The Children and Family Court Advisory and Support Service (Cafcass) has published guidance on working with children during the coronavirus (COVID-19) pandemic. The guidance sets out arrangements for...
The return order in relation to the 13-year-old child was set aside as the meeting between the child and judge went beyond the scope envisaged in the Guidelines for Judges Meeting Children who are Subject to Family Proceedings (April 2010).
Meta Title :re-kp-a-child-2014-ewca-civ-554
Meta Keywords :Abduction, Hague Convention, Judge meeting child
The 13-year-old Maltese child had lived in Malta her entire life until the mother brought her to the UK without the father's knowledge or consent. The father issued Hague Convention proceedings seeking the child's return.
When the matter reached a final hearing the mother accepted that the father had rights of custody and that her removal of the child had been wrongful under the Hague Convention. During proceedings the judge met with the child and sought to probe her wishes and feelings by asking 87 questions. He thereafter rejected the Cafcass evidence and ordered the child's return to Malta. The mother appealed.
The appeal was allowed and the return order was set aside. It was a well established principle that a child should be heard in Hague Convention proceedings which involved listening to the child's point of view and hearing what they had to say. Usually those views would be obtained by a Cafcass officer but in some cases it might be necessary for the judge to meet the child directly. Such a meeting was an opportunity for the child to convey his or her views to the judge and for the judge to explain the proceedings to the child and why a decision might be made in contrast to the child's views.
Applying the Guidelines for Judges Meeting Children who are Subject to Family Proceedings (April 2010), the meeting in this case went well beyond the passive role envisaged in the guidelines and strayed into the process of gathering evidence. The judge had erred in regarding the meeting as being an opportunity for the child to make representations and submissions to her.
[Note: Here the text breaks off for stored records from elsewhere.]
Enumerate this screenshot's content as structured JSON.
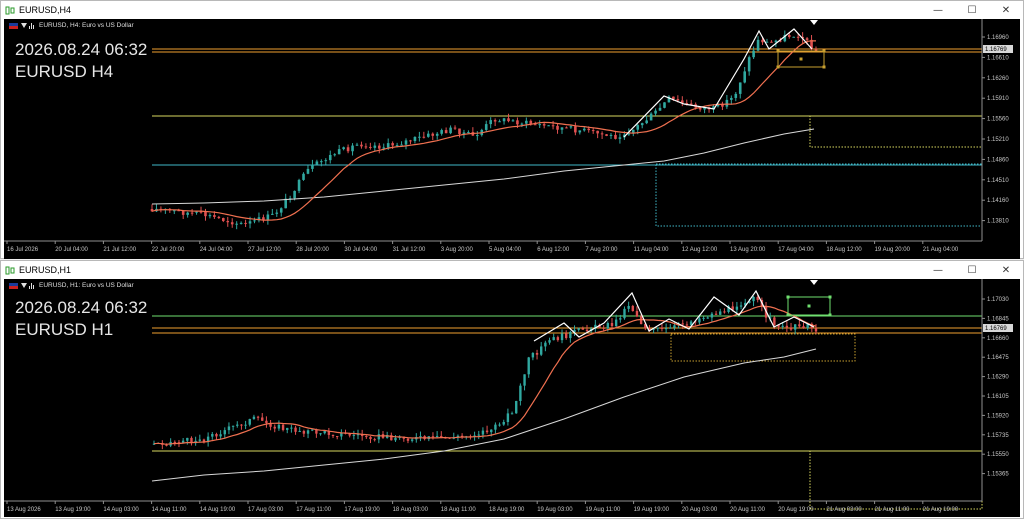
{
  "windows": [
    {
      "title": "EURUSD,H4",
      "symbol_header": "EURUSD, H4:  Euro vs US Dollar",
      "timestamp": "2026.08.24 06:32",
      "symbol_tf": "EURUSD H4",
      "current_price": "1.16769",
      "price_labels": [
        "1.16960",
        "1.16610",
        "1.16260",
        "1.15910",
        "1.15560",
        "1.15210",
        "1.14860",
        "1.14510",
        "1.14160",
        "1.13810"
      ],
      "time_labels": [
        "16 Jul 2026",
        "20 Jul 04:00",
        "21 Jul 12:00",
        "22 Jul 20:00",
        "24 Jul 04:00",
        "27 Jul 12:00",
        "28 Jul 20:00",
        "30 Jul 04:00",
        "31 Jul 12:00",
        "3 Aug 20:00",
        "5 Aug 04:00",
        "6 Aug 12:00",
        "7 Aug 20:00",
        "11 Aug 04:00",
        "12 Aug 12:00",
        "13 Aug 20:00",
        "17 Aug 04:00",
        "18 Aug 12:00",
        "19 Aug 20:00",
        "21 Aug 04:00"
      ],
      "buttons": {
        "minimize": "—",
        "maximize": "☐",
        "close": "✕"
      }
    },
    {
      "title": "EURUSD,H1",
      "symbol_header": "EURUSD, H1:  Euro vs US Dollar",
      "timestamp": "2026.08.24 06:32",
      "symbol_tf": "EURUSD H1",
      "current_price": "1.16769",
      "price_labels": [
        "1.17030",
        "1.16845",
        "1.16660",
        "1.16475",
        "1.16290",
        "1.16105",
        "1.15920",
        "1.15735",
        "1.15550",
        "1.15365"
      ],
      "time_labels": [
        "13 Aug 2026",
        "13 Aug 19:00",
        "14 Aug 03:00",
        "14 Aug 11:00",
        "14 Aug 19:00",
        "17 Aug 03:00",
        "17 Aug 11:00",
        "17 Aug 19:00",
        "18 Aug 03:00",
        "18 Aug 11:00",
        "18 Aug 19:00",
        "19 Aug 03:00",
        "19 Aug 11:00",
        "19 Aug 19:00",
        "20 Aug 03:00",
        "20 Aug 11:00",
        "20 Aug 19:00",
        "21 Aug 03:00",
        "21 Aug 11:00",
        "21 Aug 19:00"
      ],
      "buttons": {
        "minimize": "—",
        "maximize": "☐",
        "close": "✕"
      }
    }
  ],
  "colors": {
    "bull": "#30a8a0",
    "bear": "#e05050",
    "fast_ma": "#f07050",
    "slow_ma": "#d8d8d8",
    "zigzag": "#ffffff",
    "hline_orange": "#f0a030",
    "hline_yellow": "#d8d860",
    "hline_cyan": "#40b8c8",
    "hline_green": "#70e070",
    "box_orange": "#c8a030",
    "box_yellow": "#d8d860",
    "box_cyan": "#40b8c8",
    "box_green": "#70e070"
  }
}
The fully referenced, judicially approved judgment and headnote will appear in a forthcoming issue of Family Law Reports. A detailed summary and analysis of the case will appear in Family Law.